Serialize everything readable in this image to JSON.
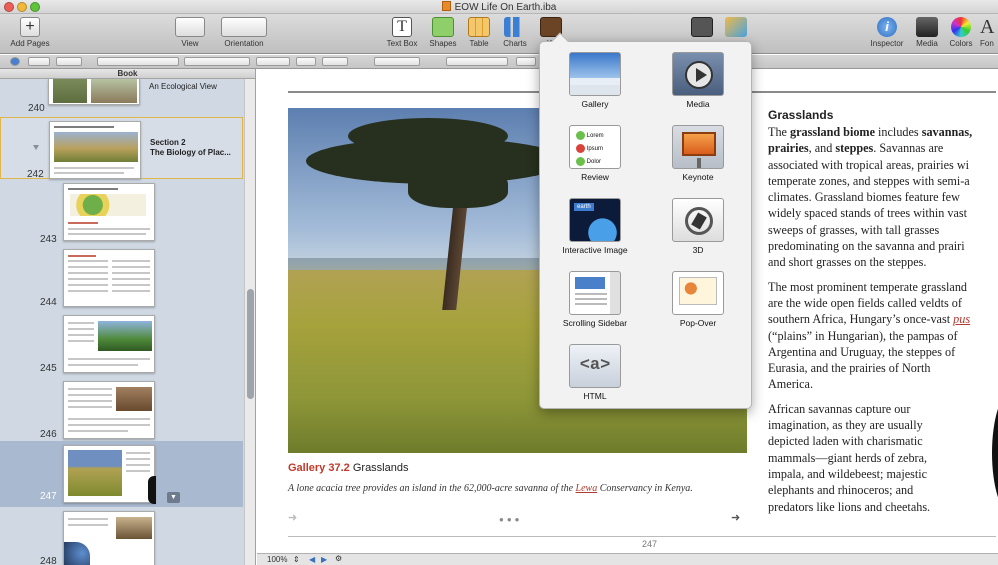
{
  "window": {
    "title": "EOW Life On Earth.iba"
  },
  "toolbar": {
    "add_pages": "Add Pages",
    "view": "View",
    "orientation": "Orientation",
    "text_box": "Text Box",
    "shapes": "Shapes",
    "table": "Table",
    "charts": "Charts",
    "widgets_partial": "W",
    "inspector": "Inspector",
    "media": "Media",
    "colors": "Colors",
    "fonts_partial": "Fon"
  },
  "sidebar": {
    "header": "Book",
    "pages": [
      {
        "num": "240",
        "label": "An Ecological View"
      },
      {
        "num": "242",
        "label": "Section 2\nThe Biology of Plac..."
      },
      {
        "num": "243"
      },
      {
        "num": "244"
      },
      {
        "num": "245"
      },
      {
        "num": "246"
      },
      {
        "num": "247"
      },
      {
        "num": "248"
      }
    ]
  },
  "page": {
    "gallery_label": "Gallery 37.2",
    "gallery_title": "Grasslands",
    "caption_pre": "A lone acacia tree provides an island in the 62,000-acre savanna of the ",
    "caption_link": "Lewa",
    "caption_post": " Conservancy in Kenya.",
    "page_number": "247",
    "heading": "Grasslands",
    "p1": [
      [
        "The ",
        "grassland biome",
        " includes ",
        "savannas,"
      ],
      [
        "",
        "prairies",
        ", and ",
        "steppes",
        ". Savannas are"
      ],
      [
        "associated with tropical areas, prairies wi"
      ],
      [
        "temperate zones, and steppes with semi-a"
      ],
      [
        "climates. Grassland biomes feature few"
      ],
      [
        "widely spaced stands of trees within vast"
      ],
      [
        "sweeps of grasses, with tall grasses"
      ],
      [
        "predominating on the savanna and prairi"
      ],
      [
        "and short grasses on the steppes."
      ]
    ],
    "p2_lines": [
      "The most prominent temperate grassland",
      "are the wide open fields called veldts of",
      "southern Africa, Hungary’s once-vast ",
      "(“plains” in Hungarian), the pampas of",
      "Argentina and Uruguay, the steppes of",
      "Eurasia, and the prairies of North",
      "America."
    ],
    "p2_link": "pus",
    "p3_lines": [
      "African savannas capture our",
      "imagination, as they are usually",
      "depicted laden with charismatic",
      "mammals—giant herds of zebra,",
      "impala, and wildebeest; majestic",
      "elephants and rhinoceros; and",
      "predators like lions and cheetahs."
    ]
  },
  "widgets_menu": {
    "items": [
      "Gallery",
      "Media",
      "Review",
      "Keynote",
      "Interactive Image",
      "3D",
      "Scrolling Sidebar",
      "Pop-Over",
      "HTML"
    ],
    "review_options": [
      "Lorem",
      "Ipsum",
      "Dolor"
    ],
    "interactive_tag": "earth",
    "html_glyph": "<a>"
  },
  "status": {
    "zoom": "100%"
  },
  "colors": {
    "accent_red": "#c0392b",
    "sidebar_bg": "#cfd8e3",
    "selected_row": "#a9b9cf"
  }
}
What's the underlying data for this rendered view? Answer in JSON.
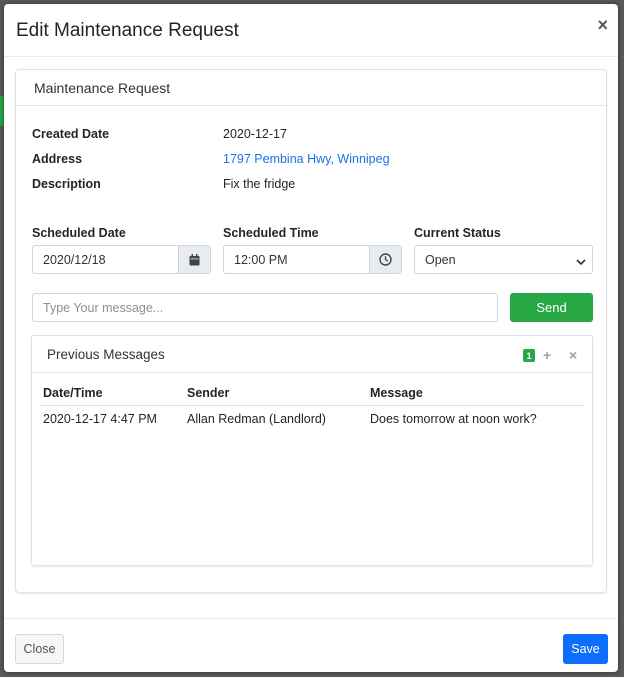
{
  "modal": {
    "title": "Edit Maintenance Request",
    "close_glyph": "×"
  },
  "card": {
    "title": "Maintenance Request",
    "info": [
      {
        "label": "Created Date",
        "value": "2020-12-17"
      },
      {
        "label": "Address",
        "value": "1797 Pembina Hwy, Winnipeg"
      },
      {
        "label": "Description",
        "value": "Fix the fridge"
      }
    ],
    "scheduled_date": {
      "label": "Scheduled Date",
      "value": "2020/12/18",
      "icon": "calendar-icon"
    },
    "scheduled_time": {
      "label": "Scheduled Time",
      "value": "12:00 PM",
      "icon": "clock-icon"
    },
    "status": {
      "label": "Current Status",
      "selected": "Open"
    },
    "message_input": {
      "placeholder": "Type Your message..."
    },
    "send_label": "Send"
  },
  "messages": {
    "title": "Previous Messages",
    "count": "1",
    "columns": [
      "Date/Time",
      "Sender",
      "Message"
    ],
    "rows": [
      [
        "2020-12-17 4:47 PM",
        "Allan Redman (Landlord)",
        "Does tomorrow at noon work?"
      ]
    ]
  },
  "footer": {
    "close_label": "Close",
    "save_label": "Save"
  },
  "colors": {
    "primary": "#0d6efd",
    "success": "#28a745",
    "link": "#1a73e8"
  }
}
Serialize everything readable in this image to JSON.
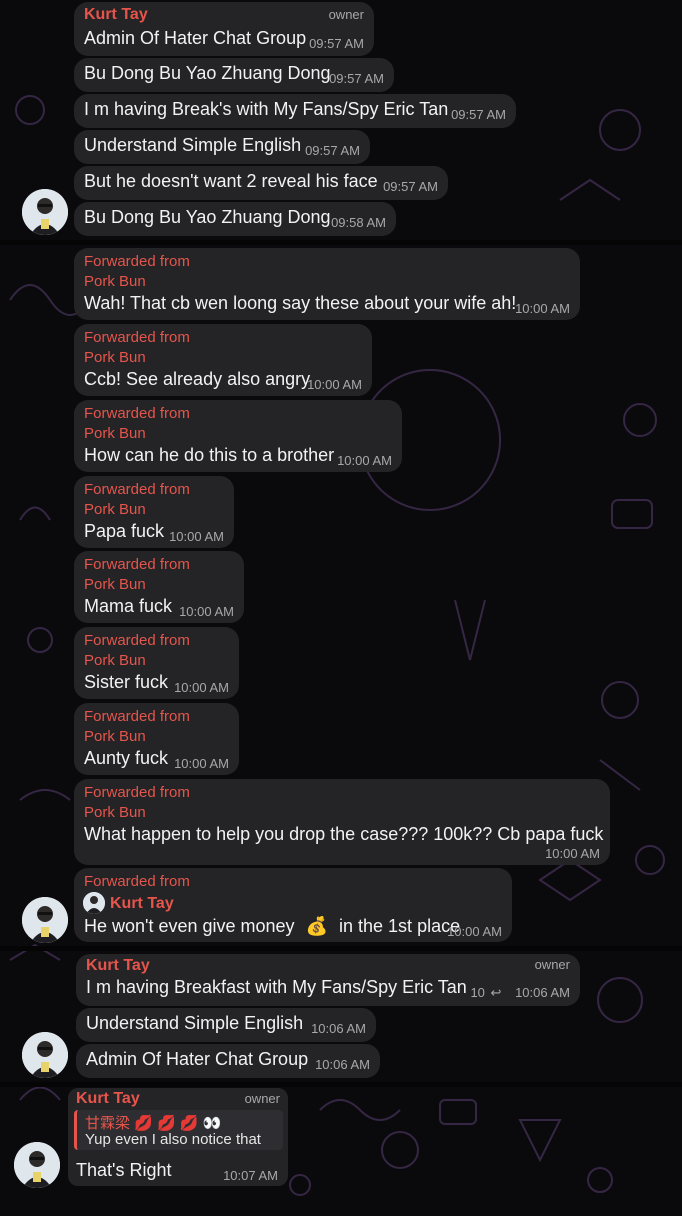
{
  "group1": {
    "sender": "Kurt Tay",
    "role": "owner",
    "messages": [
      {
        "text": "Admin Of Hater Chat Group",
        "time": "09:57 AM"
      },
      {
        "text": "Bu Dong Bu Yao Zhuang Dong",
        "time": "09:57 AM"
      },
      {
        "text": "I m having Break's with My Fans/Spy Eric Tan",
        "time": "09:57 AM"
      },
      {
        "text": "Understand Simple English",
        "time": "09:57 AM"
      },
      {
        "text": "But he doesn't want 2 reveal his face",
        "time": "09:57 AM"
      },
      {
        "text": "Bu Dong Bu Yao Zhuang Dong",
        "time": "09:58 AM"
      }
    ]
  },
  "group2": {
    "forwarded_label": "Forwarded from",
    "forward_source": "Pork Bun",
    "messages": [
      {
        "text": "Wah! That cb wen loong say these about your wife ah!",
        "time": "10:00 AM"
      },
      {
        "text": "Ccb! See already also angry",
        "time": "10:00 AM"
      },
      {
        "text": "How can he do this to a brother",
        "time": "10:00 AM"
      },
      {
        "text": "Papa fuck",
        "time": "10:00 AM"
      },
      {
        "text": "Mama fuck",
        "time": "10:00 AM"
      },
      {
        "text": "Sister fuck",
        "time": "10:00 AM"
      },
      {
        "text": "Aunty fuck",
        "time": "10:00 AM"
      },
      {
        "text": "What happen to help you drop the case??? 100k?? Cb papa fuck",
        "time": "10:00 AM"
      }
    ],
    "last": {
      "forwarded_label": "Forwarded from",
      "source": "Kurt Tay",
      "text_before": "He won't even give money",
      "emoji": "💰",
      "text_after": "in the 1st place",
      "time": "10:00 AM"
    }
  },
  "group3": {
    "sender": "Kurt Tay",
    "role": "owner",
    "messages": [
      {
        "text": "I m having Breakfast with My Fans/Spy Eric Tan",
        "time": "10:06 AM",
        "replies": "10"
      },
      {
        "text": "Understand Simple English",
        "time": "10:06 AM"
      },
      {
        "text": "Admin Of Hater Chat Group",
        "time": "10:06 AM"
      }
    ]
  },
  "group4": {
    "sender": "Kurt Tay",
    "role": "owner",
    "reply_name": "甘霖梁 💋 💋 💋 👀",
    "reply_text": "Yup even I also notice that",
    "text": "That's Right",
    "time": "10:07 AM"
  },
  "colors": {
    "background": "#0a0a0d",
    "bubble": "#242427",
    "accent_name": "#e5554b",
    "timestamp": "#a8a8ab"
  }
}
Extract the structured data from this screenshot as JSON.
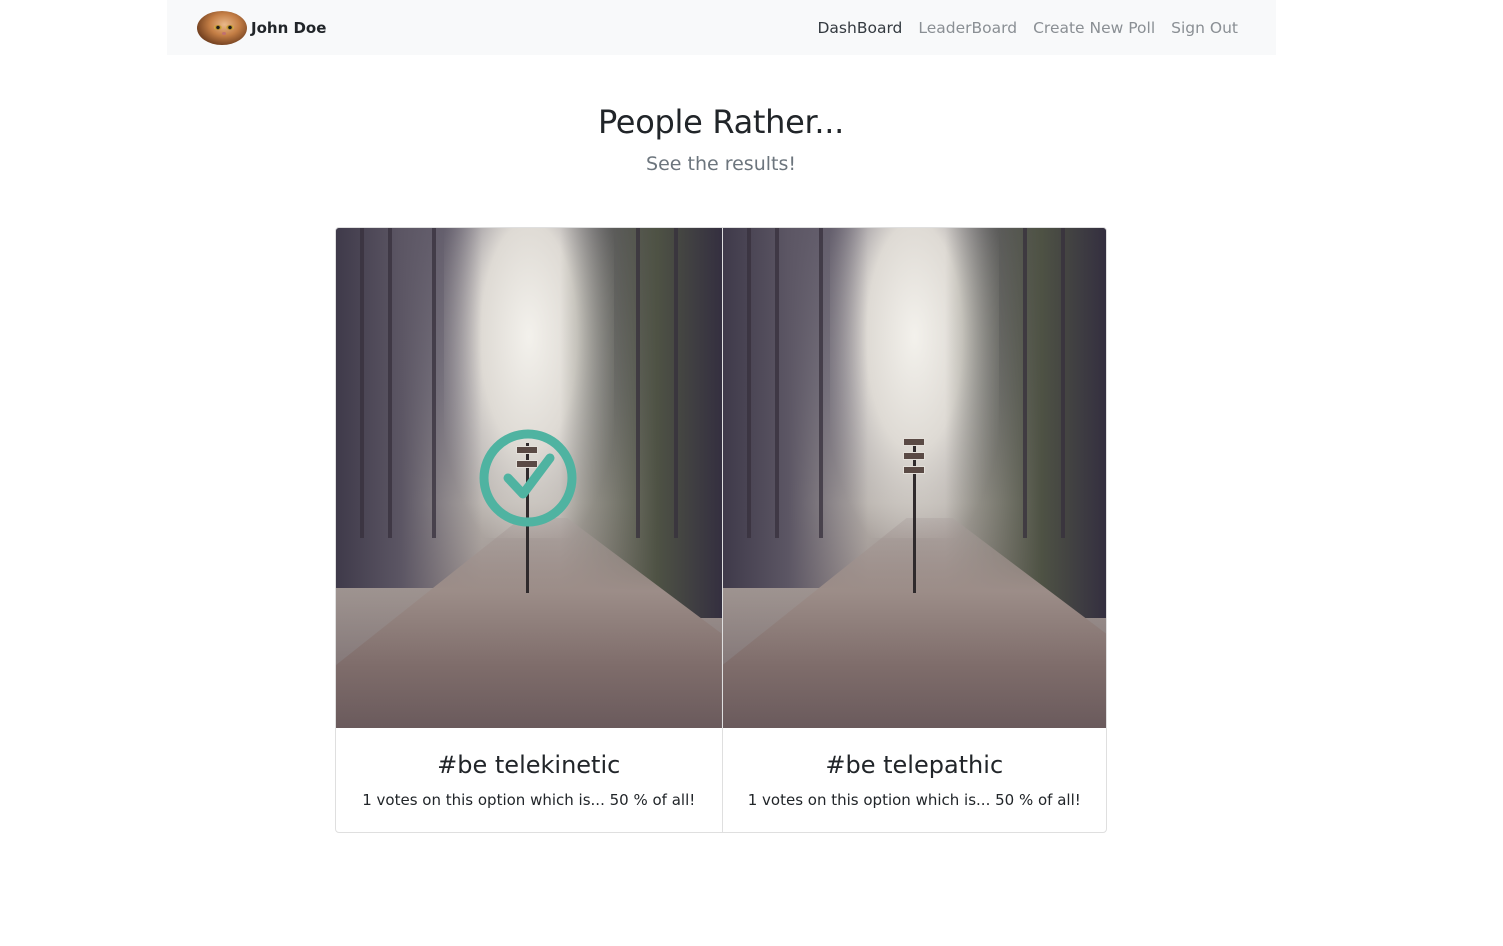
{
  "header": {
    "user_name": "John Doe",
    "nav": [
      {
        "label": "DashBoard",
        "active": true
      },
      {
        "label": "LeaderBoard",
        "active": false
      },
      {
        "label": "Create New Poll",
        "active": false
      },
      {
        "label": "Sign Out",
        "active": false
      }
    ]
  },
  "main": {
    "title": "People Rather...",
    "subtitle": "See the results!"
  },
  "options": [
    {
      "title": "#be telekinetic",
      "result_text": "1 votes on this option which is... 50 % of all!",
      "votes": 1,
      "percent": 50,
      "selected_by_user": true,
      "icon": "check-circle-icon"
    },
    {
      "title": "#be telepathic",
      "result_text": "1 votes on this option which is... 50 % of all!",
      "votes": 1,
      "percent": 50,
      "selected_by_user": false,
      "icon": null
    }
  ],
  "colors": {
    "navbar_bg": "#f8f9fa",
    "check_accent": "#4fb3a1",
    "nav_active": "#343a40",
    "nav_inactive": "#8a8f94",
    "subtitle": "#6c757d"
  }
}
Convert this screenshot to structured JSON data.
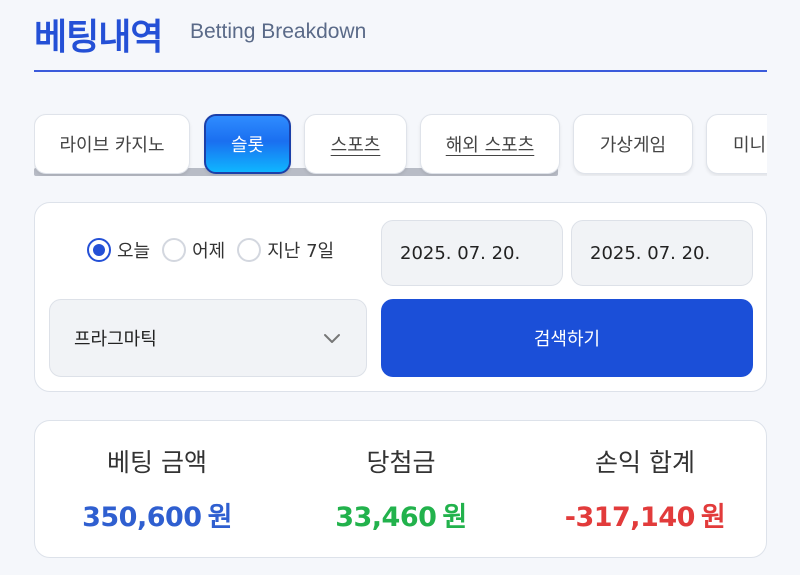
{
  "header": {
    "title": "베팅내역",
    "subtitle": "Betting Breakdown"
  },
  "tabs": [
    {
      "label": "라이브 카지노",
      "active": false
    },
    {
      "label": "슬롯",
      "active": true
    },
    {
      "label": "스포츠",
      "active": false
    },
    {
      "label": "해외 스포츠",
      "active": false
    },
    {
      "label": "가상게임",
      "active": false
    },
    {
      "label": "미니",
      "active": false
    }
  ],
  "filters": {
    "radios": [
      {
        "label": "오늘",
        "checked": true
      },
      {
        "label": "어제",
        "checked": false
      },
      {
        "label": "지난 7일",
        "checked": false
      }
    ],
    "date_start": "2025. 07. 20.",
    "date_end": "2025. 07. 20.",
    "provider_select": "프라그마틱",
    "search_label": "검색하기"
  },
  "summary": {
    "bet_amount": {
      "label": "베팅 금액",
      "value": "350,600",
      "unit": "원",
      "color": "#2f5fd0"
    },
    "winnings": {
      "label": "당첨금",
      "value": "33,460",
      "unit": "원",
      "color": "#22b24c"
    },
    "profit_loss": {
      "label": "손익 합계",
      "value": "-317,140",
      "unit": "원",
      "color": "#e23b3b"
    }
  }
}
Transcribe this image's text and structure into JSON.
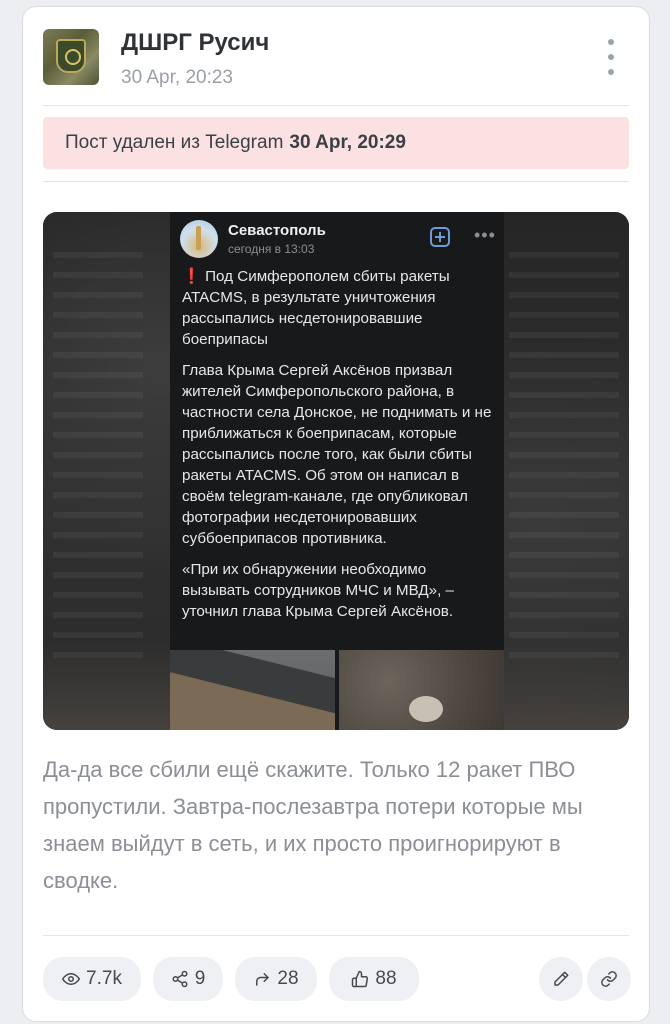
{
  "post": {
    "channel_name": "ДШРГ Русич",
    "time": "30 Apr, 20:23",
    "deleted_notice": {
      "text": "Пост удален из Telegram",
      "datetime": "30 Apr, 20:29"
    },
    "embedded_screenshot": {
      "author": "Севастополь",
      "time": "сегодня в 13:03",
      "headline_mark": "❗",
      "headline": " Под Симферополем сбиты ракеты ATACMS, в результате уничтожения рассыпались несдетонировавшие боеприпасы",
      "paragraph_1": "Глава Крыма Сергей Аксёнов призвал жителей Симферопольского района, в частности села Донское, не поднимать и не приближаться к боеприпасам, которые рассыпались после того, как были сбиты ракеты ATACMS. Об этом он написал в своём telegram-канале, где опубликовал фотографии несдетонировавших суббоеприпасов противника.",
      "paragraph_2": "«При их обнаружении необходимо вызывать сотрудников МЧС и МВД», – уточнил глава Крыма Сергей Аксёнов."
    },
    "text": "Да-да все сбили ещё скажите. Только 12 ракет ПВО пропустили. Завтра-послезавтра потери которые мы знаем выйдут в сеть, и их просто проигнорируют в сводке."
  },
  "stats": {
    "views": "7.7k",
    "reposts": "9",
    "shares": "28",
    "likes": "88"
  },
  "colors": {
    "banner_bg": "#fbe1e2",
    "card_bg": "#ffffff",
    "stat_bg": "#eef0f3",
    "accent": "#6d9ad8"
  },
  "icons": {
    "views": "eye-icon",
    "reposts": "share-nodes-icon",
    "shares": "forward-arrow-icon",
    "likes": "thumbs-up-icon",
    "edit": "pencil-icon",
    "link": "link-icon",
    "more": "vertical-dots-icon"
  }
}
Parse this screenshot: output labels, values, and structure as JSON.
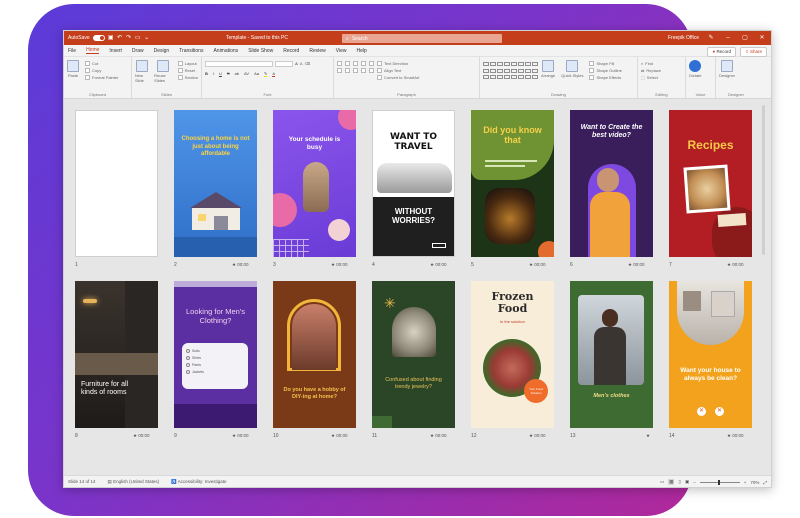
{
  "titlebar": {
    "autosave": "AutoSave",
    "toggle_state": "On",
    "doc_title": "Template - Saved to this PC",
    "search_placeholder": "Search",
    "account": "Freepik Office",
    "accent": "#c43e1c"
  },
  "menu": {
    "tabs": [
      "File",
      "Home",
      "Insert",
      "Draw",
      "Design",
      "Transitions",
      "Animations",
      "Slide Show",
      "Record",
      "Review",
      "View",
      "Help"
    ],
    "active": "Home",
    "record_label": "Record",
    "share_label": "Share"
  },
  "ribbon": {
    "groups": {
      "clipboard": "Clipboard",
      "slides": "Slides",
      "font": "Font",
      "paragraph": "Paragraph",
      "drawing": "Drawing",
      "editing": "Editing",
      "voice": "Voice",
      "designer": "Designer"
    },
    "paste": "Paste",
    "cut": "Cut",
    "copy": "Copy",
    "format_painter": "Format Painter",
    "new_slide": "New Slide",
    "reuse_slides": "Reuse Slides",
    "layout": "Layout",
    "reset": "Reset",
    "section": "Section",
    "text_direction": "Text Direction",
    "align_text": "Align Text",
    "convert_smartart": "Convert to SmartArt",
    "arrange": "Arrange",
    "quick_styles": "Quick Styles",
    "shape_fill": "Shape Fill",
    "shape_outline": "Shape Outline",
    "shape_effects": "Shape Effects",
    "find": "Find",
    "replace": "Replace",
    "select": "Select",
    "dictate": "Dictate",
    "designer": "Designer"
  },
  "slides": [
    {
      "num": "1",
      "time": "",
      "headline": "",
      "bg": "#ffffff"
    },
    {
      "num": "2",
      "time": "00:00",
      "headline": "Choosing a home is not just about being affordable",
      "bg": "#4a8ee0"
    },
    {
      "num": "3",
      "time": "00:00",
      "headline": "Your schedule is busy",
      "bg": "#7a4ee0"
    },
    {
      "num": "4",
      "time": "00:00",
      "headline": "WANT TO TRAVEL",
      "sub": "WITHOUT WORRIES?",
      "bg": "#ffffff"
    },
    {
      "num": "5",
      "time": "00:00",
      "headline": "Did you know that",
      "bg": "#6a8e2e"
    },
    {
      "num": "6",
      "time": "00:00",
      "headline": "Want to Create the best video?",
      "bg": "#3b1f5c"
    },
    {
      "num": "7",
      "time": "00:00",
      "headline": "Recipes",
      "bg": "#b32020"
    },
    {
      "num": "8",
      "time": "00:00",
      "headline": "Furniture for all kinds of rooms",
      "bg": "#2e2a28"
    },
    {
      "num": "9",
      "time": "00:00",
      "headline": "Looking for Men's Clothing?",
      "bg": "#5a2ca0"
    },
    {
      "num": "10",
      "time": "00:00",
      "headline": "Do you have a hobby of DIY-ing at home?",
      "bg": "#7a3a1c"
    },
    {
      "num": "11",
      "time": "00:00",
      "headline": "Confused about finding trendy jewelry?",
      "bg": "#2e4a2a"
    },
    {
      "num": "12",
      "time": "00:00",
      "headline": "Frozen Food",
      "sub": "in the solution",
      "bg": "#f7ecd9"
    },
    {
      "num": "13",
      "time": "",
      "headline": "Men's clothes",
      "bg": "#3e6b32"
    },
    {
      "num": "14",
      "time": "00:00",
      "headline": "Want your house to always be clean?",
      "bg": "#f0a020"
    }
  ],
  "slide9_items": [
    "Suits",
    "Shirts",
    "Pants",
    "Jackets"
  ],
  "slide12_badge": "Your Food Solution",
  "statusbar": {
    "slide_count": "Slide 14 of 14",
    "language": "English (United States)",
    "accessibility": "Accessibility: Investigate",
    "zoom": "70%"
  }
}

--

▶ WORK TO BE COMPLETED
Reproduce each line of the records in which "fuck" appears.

▶ RESULT
        "text": "Papa fuck",
        "text": "Mama fuck",
        "text": "Sister fuck",
        "text": "Aunty fuck",
        "text": "What happen to help you drop the case??? 100k?? Cb papa fuck",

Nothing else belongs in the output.